There are many themes in this weekend’s scripture and one of them is that life does not work out equally for everyone. Life is not distributed to everyone in equal parts at the same time. We are all proud believers in egalitarianism for one and all, yet we know that in many ways life rolls ours differently for each person. There is in life some randomness if badness that is not the result of malfeasance or sin takes place. And more importantly, there is some randomness of goodness in our lives that we cannot justify or explain. It is very difficult in life to sort through the many complaints people have. We are biased by our personal histories and so is the complainer. We tend to remember our negatives and nurse them along in our lives and often miss seeing or valuing the many good things that we have. We often carry resentments and grudges quite tightly to our hearts and very rarely carry gratitude and appreciation in the same way. The larger theme of this weekend is how we see life.
This weekend our first reading from the Prophet Isaiah focuses on how our God is merciful and also just. Even though the Jews in exile in Babylon did not live the way of the Covenant and the Law as they should have, God did not abandon them. Even though their ways and thoughts were not the ways and thoughts of God, he continued to call them back to return to him.
We discover in the Gospel that God’s loving generosity is made very clear in the parable when Jesus suggested that it is all right, even admirable, for a vineyard owner to pay some of his workers generously. Our Gospel story makes us look inward and discover what it is that makes the other apostles and ourselves jealous of the workers who did little and got paid the same amount. We do expect our God, like the vineyard owner, to be near, loving, generous, and also to pardon us. We find these expectations as right and reasonable for us, but we do not really think these gifts of God should freely apply to others who have done less. Did not the workers in the Gospel mumble in the complaint that the last workers did not show up until almost quitting time and that, “It’s not fair that they receive the same amount of money as the workers who came early.” I think all of us have been like these complainers, measurers, and judgers of others. What is the most important, obvious point of this parable is that it is not at all about people getting more than they deserve but rather about God’s generosity. This is quite the revelation and insight for many of us!
This Gospel passage is to remind us that in our lives God always continues to be generous to us no matter what we do or say. In many ways, we also are being asked to become more generous and loving to others, even when they do not deserve it. We are to try to measure up to God's ways, not bring his ways down to our smaller and lower level.

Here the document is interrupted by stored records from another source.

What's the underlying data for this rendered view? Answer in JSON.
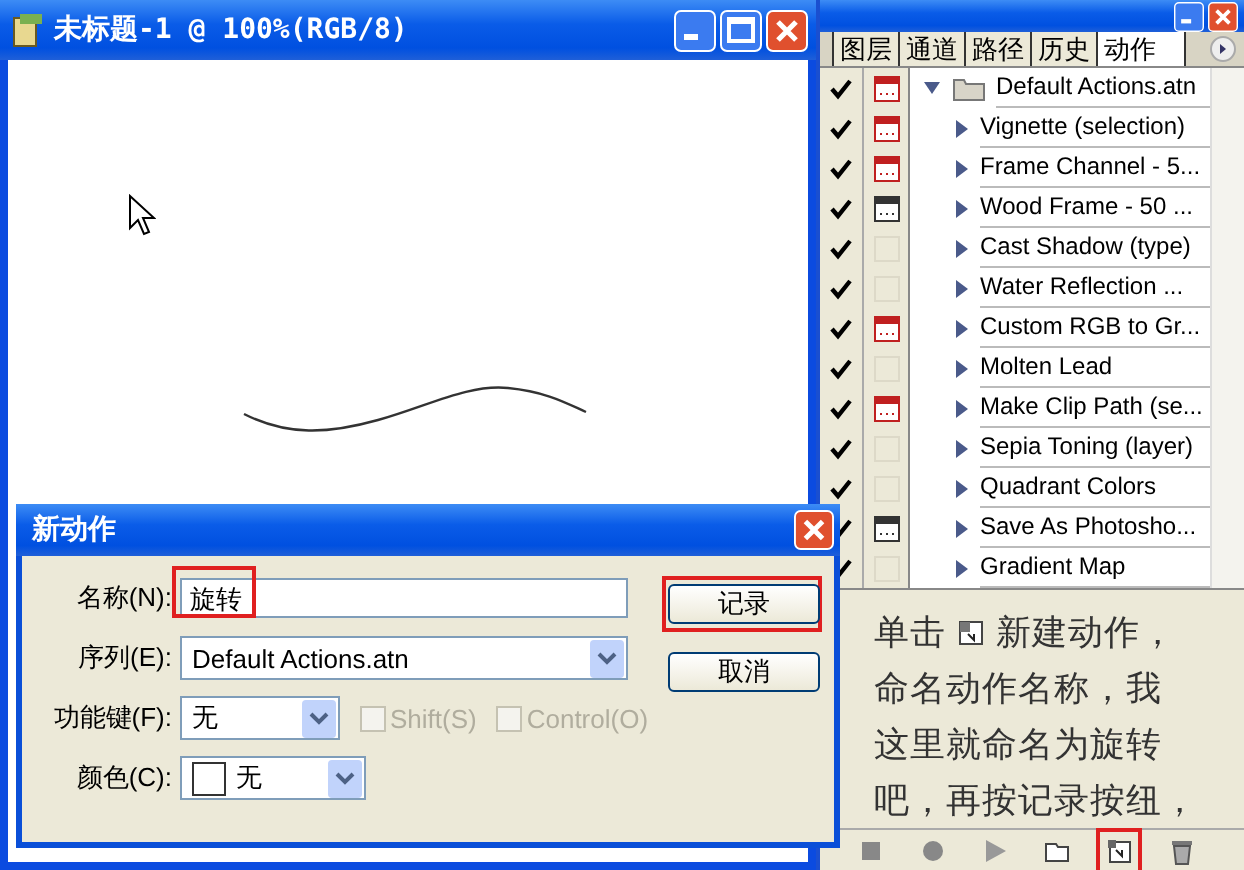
{
  "document_window": {
    "title": "未标题-1 @ 100%(RGB/8)"
  },
  "actions_panel": {
    "tabs": [
      {
        "label": "图层",
        "selected": false
      },
      {
        "label": "通道",
        "selected": false
      },
      {
        "label": "路径",
        "selected": false
      },
      {
        "label": "历史",
        "selected": false
      },
      {
        "label": "动作",
        "selected": true
      }
    ],
    "sets": [
      {
        "name": "Default Actions.atn",
        "checked": true,
        "dialog_on": true,
        "dialog_partial": true,
        "expanded": true,
        "children": [
          {
            "name": "Vignette (selection)",
            "checked": true,
            "dialog_on": true,
            "dialog_partial": true
          },
          {
            "name": "Frame Channel - 5...",
            "checked": true,
            "dialog_on": true,
            "dialog_partial": true
          },
          {
            "name": "Wood Frame - 50 ...",
            "checked": true,
            "dialog_on": true,
            "dialog_partial": false
          },
          {
            "name": "Cast Shadow (type)",
            "checked": true,
            "dialog_on": false
          },
          {
            "name": "Water Reflection ...",
            "checked": true,
            "dialog_on": false
          },
          {
            "name": "Custom RGB to Gr...",
            "checked": true,
            "dialog_on": true,
            "dialog_partial": true
          },
          {
            "name": "Molten Lead",
            "checked": true,
            "dialog_on": false
          },
          {
            "name": "Make Clip Path (se...",
            "checked": true,
            "dialog_on": true,
            "dialog_partial": true
          },
          {
            "name": "Sepia Toning (layer)",
            "checked": true,
            "dialog_on": false
          },
          {
            "name": "Quadrant Colors",
            "checked": true,
            "dialog_on": false
          },
          {
            "name": "Save As Photosho...",
            "checked": true,
            "dialog_on": true,
            "dialog_partial": false
          },
          {
            "name": "Gradient Map",
            "checked": true,
            "dialog_on": false
          }
        ]
      }
    ],
    "note": {
      "before_icon": "单击",
      "lines": [
        "新建动作，",
        "命名动作名称，我",
        "这里就命名为旋转",
        "吧，再按记录按纽，"
      ]
    },
    "toolbar": [
      {
        "kind": "stop",
        "highlighted": false
      },
      {
        "kind": "record",
        "highlighted": false
      },
      {
        "kind": "play",
        "highlighted": false
      },
      {
        "kind": "new-set",
        "highlighted": false
      },
      {
        "kind": "new-action",
        "highlighted": true
      },
      {
        "kind": "trash",
        "highlighted": false
      }
    ]
  },
  "dialog": {
    "title": "新动作",
    "fields": [
      {
        "kind": "text",
        "label": "名称(N):",
        "value": "旋转",
        "highlighted": true
      },
      {
        "kind": "select",
        "label": "序列(E):",
        "value": "Default Actions.atn"
      },
      {
        "kind": "function_key",
        "label": "功能键(F):",
        "value": "无",
        "options": [
          {
            "label": "Shift(S)",
            "checked": false,
            "disabled": true
          },
          {
            "label": "Control(O)",
            "checked": false,
            "disabled": true
          }
        ]
      },
      {
        "kind": "color",
        "label": "颜色(C):",
        "value": "无"
      }
    ],
    "buttons": [
      {
        "label": "记录",
        "highlighted": true
      },
      {
        "label": "取消",
        "highlighted": false
      }
    ]
  }
}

Being more generous or forgiving is never a sin, but being ungiving or unforgiving may well be a sin. God continues to be generous to us. Ours is a loving, forgiving God who is quietly involved in our lives and he asks the same of us towards others in our lives.BACK TO LIST